Project Tiger and Project Elephant, two significant conservation initiatives in India, have been merged under a new division called ‘Project Tiger and Elephant Division’ by the Union Ministry of Environment, Forest and Climate Change (MoEFCC). Recently, the Prime Minister also commended the success of Project Tiger on its 50th anniversary.
Previous Proposal and Current Financial Situation
A similar proposal was made in 2011 to merge Project Tiger, Project Elephant, and Integrated Development under Wildlife Habitat. However, the plan was dropped after objections from experts on the National Board for Wildlife standing committee.
The actual fund allocation for tiger conservation has been dwindling since 2018-19, and the amalgamated budget of Project Tiger and Project Elephant in 2023-24 is lower than the previous year’s combined budget. While the merger aims to rationalize funding and improve conservation by reducing overlap in areas with both programs, the lack of funds and the confusion regarding fund division have raised concerns among experts.
Ministry of Environment and Forests initiated Project Elephant in 1992, aiming to provide financial and technical assistance to states in their efforts to manage the free-ranging populations of wild Asian Elephants. The primary objective of this project is to safeguard the long-term survival of elephants in their natural habitats by ensuring the protection of both the animals and their habitats, including migration corridors. Additionally, Project Elephant focuses on supporting research concerning elephant ecology and management, raising awareness of conservation among local communities, and enhancing veterinary care for captive elephants.
The Government of India introduced Project Tiger on April 1, 1973. This conservation initiative focuses on safeguarding the Bengal tiger and its natural habitats, aiming to prevent the extinction of the species while preserving ecologically significant areas as part of the country’s natural heritage. The project envisions designated tiger reserves as core breeding areas, allowing surplus tigers to migrate to neighboring forests. Adequate funding and dedication were mobilized to effectively protect and rehabilitate habitats under this ambitious program.
Concerns for Conservation Efforts

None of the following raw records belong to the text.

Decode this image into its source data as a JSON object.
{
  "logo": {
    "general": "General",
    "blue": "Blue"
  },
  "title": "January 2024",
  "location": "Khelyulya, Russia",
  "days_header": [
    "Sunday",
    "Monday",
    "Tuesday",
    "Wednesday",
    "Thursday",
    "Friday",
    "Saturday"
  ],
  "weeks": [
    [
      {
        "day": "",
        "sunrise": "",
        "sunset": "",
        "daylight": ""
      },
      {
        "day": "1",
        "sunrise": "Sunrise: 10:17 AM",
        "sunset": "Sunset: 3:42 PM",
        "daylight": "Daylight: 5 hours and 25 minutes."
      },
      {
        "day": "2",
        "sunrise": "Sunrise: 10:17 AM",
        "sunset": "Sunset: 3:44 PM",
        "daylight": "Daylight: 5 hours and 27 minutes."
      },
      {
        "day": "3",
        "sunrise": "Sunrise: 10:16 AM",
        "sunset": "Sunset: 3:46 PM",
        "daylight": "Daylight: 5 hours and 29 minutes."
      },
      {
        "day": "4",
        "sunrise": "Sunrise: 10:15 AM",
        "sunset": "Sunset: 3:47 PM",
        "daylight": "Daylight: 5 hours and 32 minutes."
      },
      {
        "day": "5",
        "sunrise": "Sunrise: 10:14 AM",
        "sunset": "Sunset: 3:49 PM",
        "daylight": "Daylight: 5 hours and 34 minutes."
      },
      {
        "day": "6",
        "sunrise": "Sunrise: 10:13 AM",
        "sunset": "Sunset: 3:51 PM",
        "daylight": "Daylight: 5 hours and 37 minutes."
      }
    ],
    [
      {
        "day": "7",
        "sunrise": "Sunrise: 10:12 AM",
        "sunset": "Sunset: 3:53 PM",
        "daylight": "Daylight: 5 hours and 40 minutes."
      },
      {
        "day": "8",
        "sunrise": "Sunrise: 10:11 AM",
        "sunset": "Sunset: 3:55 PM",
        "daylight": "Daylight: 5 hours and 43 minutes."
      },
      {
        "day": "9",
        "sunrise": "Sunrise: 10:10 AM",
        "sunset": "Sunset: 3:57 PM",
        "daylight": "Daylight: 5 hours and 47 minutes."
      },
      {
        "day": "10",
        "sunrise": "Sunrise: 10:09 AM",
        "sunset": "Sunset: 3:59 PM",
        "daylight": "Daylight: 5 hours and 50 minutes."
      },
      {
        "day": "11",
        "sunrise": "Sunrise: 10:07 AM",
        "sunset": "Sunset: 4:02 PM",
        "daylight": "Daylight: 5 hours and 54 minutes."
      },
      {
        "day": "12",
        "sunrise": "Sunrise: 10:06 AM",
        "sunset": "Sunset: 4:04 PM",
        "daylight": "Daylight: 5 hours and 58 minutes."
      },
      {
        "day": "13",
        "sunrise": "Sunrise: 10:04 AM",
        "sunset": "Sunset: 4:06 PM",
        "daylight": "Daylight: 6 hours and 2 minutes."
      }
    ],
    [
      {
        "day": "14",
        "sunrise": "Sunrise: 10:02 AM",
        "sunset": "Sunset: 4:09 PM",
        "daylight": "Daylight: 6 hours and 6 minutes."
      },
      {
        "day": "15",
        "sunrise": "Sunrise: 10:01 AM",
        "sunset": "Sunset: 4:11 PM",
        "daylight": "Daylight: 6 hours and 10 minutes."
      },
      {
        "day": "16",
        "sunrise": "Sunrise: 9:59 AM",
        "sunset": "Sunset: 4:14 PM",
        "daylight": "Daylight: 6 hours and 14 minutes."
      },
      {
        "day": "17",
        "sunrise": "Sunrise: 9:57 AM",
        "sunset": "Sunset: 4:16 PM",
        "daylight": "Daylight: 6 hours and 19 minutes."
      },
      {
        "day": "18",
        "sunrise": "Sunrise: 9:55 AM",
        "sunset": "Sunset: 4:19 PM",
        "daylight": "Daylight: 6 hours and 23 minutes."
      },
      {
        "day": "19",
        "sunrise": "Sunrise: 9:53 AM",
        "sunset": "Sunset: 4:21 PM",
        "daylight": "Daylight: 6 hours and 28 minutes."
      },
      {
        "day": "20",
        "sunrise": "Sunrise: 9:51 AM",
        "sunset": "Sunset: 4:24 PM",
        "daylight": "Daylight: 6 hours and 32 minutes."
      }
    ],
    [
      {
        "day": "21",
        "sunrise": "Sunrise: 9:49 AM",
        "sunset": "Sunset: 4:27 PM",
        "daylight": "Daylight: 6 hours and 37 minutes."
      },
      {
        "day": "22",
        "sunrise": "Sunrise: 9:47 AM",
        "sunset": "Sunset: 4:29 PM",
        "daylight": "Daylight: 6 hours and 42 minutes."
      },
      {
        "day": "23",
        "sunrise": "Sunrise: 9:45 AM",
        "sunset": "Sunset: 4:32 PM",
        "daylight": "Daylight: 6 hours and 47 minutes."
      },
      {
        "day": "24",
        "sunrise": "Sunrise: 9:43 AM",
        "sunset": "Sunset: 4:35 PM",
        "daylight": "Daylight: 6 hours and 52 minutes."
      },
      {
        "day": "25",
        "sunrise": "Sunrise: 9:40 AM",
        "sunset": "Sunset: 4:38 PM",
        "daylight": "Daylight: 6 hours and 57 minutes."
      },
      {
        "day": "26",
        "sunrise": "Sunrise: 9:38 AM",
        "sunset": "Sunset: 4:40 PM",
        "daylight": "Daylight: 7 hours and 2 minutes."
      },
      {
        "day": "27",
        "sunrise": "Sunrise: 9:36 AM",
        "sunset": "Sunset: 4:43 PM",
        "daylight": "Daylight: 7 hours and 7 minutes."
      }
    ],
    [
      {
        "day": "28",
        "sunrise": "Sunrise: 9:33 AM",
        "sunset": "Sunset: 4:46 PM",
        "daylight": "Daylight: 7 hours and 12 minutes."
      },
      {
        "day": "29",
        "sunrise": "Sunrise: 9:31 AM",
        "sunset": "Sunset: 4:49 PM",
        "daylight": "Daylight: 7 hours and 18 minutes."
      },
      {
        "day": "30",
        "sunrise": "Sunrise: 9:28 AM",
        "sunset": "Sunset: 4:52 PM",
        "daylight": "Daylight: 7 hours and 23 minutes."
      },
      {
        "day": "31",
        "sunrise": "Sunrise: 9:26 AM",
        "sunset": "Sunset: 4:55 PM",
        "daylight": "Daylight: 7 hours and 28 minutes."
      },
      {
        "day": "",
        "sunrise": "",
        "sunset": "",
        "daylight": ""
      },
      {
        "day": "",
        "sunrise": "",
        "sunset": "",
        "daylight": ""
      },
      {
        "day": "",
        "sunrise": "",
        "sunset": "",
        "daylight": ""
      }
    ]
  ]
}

Wildlife experts argue that both projects have distinct challenges, and merging them might undermine the conservation of both iconic species. The National Tiger Conservation Authority, which already oversees leopards and rhinos in certain areas, has experience dealing with different species.
The conservation of both tigers and elephants is crucial for India’s biodiversity, and wildlife experts fear that the lack of clarity regarding fund allocation might affect their conservation programs significantly.
Key takeaways for competitive examinations
- Union Minister of The Ministry of Environment, Forest and Climate Change: Bhupender Yadav
- Chairperson of The National Tiger Conservation Authority: Prakash Javadekar